As I was saying to this friend earlier: Relational aesthetic is oft-maligned as a gimmick, maybe, something that rides too heavily on the core idea or process. But really when it succeeds is when one doesn't perceive it as a tactic; there are boundaries that are broken or trespassed, like the crazy guy on the subway threatening you, or being swung at on the street, or almost being mugged, or being in a bike accident, where the question of denial of "is this happening to me?" is answered quickly with "yes, yes it is", and the other stages are activated into play. When I went to see Tino Sehgal's "Is This Progress" -- or rather, when I let this happen to me, it was one such moment when my expected boundaries were stretched. It has nothing to do with the expectation of how an artwork should or should not function and whether it should or should not include the audience in it. It has less to do with the surprise at the specific events that unfold, and more to do in that they unfold in the way that do. It has everything to do with the continued and controlled sensation (the word 'awe' comes to mind) of 'is this happening to me?' and the way in which the spiraling narrative up the stairs encouraged and induced this question in so many different ways, without lagging. Hence, the possibility of the piece being 'spoiled' by other viewers. Hence, the resistance against taking photographs.

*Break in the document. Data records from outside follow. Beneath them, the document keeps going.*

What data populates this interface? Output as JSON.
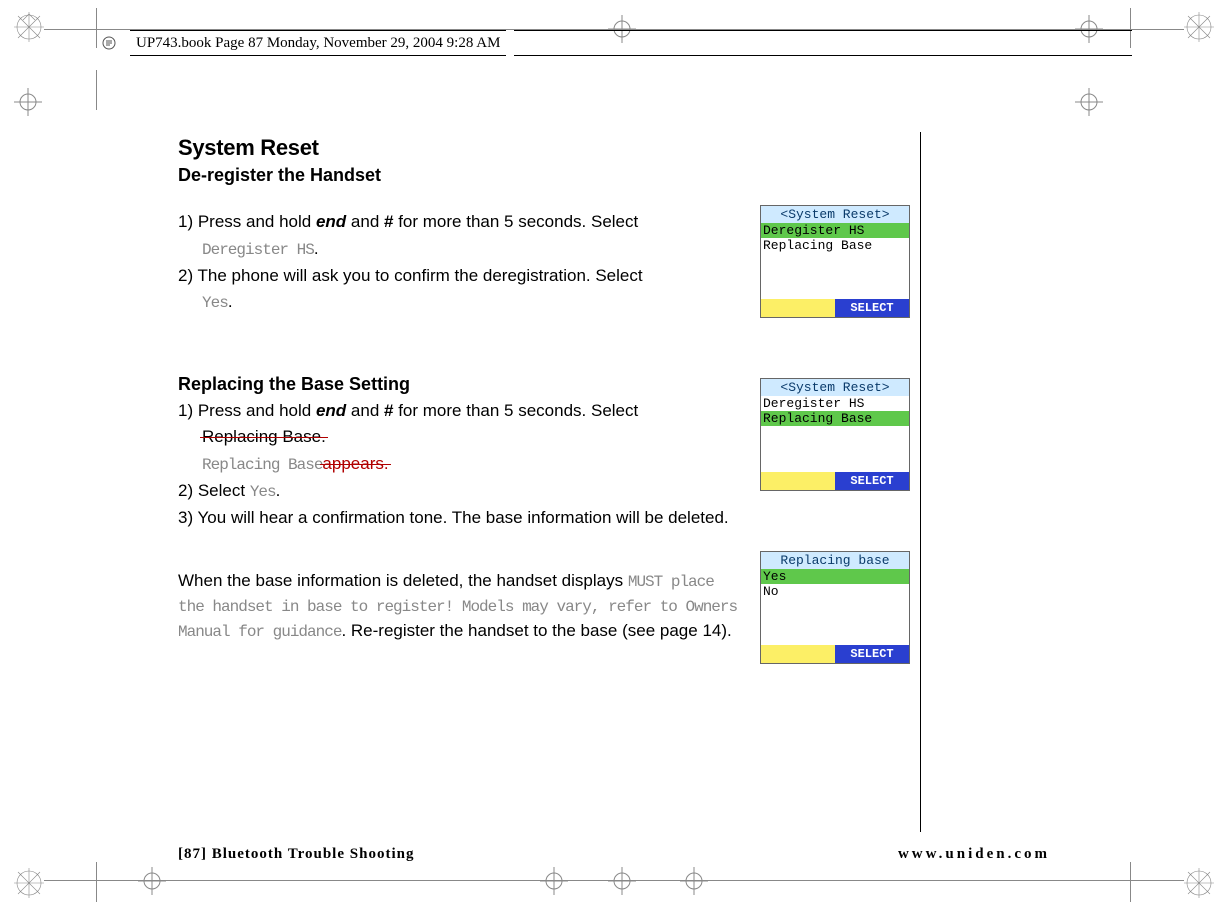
{
  "header": {
    "book_ref": "UP743.book  Page 87  Monday, November 29, 2004  9:28 AM"
  },
  "content": {
    "heading_main": "System Reset",
    "heading_sub": "De-register the Handset",
    "section1": {
      "step1_prefix": "1) Press and hold ",
      "step1_kw1": "end",
      "step1_mid": " and ",
      "step1_kw2": "#",
      "step1_suffix": " for more than 5 seconds. Select",
      "step1_code": "Deregister HS",
      "step1_period": ".",
      "step2_text": "2) The phone will ask you to confirm the deregistration. Select",
      "step2_code": "Yes",
      "step2_period": "."
    },
    "section2_heading": "Replacing the Base Setting",
    "section2": {
      "step1_prefix": "1) Press and hold ",
      "step1_kw1": "end",
      "step1_mid": " and ",
      "step1_kw2": "#",
      "step1_suffix": " for more than 5 seconds. Select",
      "strike1": "Replacing Base.",
      "code1": "Replacing Base",
      "strike2": " appears.",
      "step2_prefix": "2) Select ",
      "step2_code": "Yes",
      "step2_period": ".",
      "step3": "3) You will hear a confirmation tone. The base information will be deleted."
    },
    "para3": {
      "line1": "When the base information is deleted, the handset displays",
      "code1": "MUST place the handset in base to register! Models may vary, refer to Owners Manual for guidance",
      "tail": ". Re-register the handset to the base (see page 14)."
    }
  },
  "screens": {
    "s1": {
      "title": "<System Reset>",
      "line1": "Deregister HS",
      "line2": "Replacing Base",
      "softkey": "SELECT"
    },
    "s2": {
      "title": "<System Reset>",
      "line1": "Deregister HS",
      "line2": "Replacing Base",
      "softkey": "SELECT"
    },
    "s3": {
      "title": "Replacing base",
      "line1": "Yes",
      "line2": "No",
      "softkey": "SELECT"
    }
  },
  "footer": {
    "left": "[87] Bluetooth Trouble Shooting",
    "right": "www.uniden.com"
  }
}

If my words come across as stating Sehgal as a 'relational aesthetic', whatever that may be, that's not what I mean to say. What I mean to say is that the rich and powerful spark of RA that Bourriaud brings up (brought up, rather, more than ten years back) as something that is debated in the open, whether successfully pursued by Gillick and Tiravanija and etc. etc. is really something valuable. Valuable, because it's another way of pursuing this phenomenological rupture, this bodily rupture. Bodily ruptures don't have to be relational, or pursue an aesthetic, but what they maybe have to do is puncture an aesthetics of relations -- aesthetics spoken about in the sense that Ranciere does, which is to treat them as bounded territories or discourses (in the words of other thinkers). Arenas that are broken to let other things flood in, the cleanliness of the self dirtied by the exterior. And this shock is something that is both "bad" and transformative -- a "hygiene problem", as DFW's The Broom of the System's Dr. Curtis Jay would call it...